Last year the New York Rangers went to the Eastern Conference finals, and but for the skill of Adam Henrique, might have gone further. Some might consider it a problem when their 12th best paid forward leads the team in scoring, especially when that player makes roughly 10% of their highest paid forward, for the Rangers, that’s just the way things are.
Players to watch:
The Caps bost a potent offense, and a bit more grit than they are given credit for, Troy Brouwer was second in goals this season, Chimera had a big season last year, and Backstrom has finally started to round back into All Star form.
While Stepan led the Rangers in scoring, Richards, Nash and Callahan have got to be due for an offensive explosion at some point, right?
#4 vs. #5
The Boston Bruins had a heap of distractions towards the end of the season with bombings, blizzards and forever long pregame ceremonies, which might excuse their poor play if it hadn’t been a season long occurance. The positives for the Bruins are that they are pretty healthy physically. The negative is that no one knows where their collective head is.

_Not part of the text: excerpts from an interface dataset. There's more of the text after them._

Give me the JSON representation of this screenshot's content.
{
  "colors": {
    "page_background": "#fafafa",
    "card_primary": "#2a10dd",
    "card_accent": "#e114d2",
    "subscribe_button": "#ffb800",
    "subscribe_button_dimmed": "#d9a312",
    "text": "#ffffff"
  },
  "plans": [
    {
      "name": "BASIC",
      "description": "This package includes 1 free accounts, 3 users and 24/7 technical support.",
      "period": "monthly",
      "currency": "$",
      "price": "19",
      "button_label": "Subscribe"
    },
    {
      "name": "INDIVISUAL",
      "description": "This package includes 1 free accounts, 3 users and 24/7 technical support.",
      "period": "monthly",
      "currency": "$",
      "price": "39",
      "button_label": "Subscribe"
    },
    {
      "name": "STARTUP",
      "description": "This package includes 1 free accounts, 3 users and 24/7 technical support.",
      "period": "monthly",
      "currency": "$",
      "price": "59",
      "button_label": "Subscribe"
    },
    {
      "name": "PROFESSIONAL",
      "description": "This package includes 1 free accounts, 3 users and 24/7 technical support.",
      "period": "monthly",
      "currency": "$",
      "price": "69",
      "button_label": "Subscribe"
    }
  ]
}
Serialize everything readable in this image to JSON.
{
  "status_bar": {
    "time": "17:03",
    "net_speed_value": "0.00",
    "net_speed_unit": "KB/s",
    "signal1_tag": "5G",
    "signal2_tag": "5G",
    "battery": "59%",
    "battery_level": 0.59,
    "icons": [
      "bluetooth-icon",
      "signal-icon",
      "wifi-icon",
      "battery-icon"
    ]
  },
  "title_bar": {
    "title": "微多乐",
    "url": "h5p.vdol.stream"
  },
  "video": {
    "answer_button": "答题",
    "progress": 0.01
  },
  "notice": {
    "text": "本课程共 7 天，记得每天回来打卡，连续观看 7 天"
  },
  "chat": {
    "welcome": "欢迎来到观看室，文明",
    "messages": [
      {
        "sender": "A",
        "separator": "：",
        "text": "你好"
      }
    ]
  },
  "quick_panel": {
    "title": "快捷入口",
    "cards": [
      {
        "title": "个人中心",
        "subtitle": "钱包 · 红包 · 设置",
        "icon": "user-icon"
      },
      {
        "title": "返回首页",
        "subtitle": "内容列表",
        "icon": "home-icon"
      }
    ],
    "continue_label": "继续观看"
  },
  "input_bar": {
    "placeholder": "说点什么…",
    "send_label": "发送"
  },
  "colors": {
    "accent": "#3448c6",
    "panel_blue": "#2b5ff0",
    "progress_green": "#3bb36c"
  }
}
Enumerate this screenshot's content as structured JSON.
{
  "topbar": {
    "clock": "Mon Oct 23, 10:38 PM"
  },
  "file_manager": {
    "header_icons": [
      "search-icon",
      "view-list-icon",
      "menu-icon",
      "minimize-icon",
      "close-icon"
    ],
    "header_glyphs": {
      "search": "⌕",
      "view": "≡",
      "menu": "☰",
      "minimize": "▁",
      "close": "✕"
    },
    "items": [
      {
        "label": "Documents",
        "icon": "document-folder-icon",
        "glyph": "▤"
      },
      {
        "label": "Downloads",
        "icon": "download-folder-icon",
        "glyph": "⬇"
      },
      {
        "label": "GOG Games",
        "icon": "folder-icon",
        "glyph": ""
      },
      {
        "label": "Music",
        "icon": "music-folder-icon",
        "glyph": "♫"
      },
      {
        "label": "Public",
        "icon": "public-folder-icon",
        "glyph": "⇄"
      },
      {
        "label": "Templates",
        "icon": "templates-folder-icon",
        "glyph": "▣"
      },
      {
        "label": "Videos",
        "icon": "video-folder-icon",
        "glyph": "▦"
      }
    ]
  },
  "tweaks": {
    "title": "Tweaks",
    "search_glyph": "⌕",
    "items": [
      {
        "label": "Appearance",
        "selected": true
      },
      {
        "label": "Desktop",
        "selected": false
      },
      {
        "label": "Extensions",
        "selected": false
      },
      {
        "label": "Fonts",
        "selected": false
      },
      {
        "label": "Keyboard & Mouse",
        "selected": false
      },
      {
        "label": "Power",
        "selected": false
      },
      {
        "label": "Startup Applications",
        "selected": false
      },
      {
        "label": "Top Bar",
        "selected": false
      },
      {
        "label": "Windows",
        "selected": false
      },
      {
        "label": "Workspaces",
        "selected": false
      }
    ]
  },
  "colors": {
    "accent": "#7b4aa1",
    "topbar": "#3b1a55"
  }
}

The Maple Leafs are making their return to the playoffs. Lots of this team hasn’t played in the playoffs at all, and some who have aren’t all that good in the second season. Lupul and Van Riemsdyk have the most playoff experience, Kessel is a point per game player in the playoffs, but he’ll have to get over his ineffectiveness against Chara and Boston in a hurry to keep that going.
Players to watch:
For the Bruins, everyone is waiting on Soderberg to make his impact felt, but he may well sit, watch Bergeron per usual, and see if Ference and Lucic can keep up their snarl.
The Maple Leafs have woefully underused Grabovski this season, and he might just be the key to winning this series, Kadri and Gunnarsson should also be in your crosshairs.
The Bruins played poorly down the stretch, but the Leafs are new as a team to the playoffs, and have a bug in their heads about the Bruins. Expect a lot of physical play and for the team that wants it more to win.